(Task data Opens)

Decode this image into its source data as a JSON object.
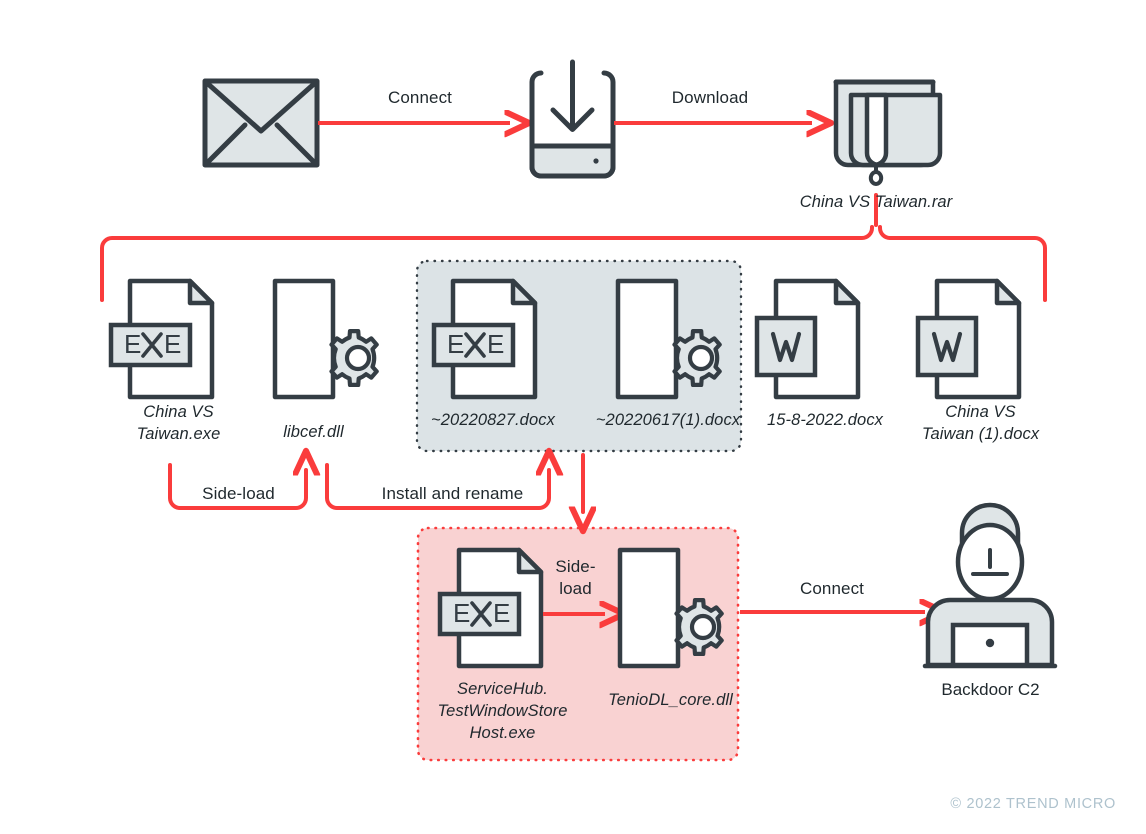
{
  "diagram": {
    "title": "Infection chain diagram",
    "colors": {
      "stroke_dark": "#343d44",
      "fill_light": "#dfe5e7",
      "accent_red": "#fa3c3c",
      "box_gray_fill": "#dce3e6",
      "box_gray_border": "#343d44",
      "box_pink_fill": "#f9d2d2",
      "box_pink_border": "#fa3c3c",
      "background": "#ffffff",
      "copyright_color": "#aec2cd"
    },
    "nodes": {
      "email": {
        "icon": "envelope-icon",
        "label": ""
      },
      "download": {
        "icon": "download-device-icon",
        "label": ""
      },
      "archive": {
        "icon": "archive-rar-icon",
        "label": "China VS Taiwan.rar"
      },
      "exe_taiwan": {
        "icon": "exe-file-icon",
        "label": "China VS\nTaiwan.exe"
      },
      "libcef": {
        "icon": "dll-gear-file-icon",
        "label": "libcef.dll"
      },
      "docx_20220827": {
        "icon": "exe-file-icon",
        "label": "~20220827.docx"
      },
      "docx_20220617": {
        "icon": "dll-gear-file-icon",
        "label": "~20220617(1).docx"
      },
      "docx_15_8_2022": {
        "icon": "word-file-icon",
        "label": "15-8-2022.docx"
      },
      "docx_china_vs_taiwan_1": {
        "icon": "word-file-icon",
        "label": "China VS\nTaiwan (1).docx"
      },
      "servicehub_exe": {
        "icon": "exe-file-icon",
        "label": "ServiceHub.\nTestWindowStore\nHost.exe"
      },
      "teniodl_dll": {
        "icon": "dll-gear-file-icon",
        "label": "TenioDL_core.dll"
      },
      "backdoor": {
        "icon": "hacker-person-icon",
        "label": "Backdoor C2"
      }
    },
    "edges": {
      "connect_top": "Connect",
      "download": "Download",
      "side_load_left": "Side-load",
      "install_rename": "Install and rename",
      "side_load_pink": "Side-\nload",
      "connect_bottom": "Connect"
    },
    "groups": {
      "gray_box": {
        "style": "dotted",
        "fill": "#dce3e6"
      },
      "pink_box": {
        "style": "dotted",
        "fill": "#f9d2d2"
      }
    },
    "footer": {
      "copyright": "© 2022 TREND MICRO"
    }
  }
}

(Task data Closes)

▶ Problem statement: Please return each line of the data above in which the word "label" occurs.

▶ Task solution:
        "label": ""
        "label": ""
        "label": "China VS Taiwan.rar"
        "label": "China VS\nTaiwan.exe"
        "label": "libcef.dll"
        "label": "~20220827.docx"
        "label": "~20220617(1).docx"
        "label": "15-8-2022.docx"
        "label": "China VS\nTaiwan (1).docx"
        "label": "ServiceHub.\nTestWindowStore\nHost.exe"
        "label": "TenioDL_core.dll"
        "label": "Backdoor C2"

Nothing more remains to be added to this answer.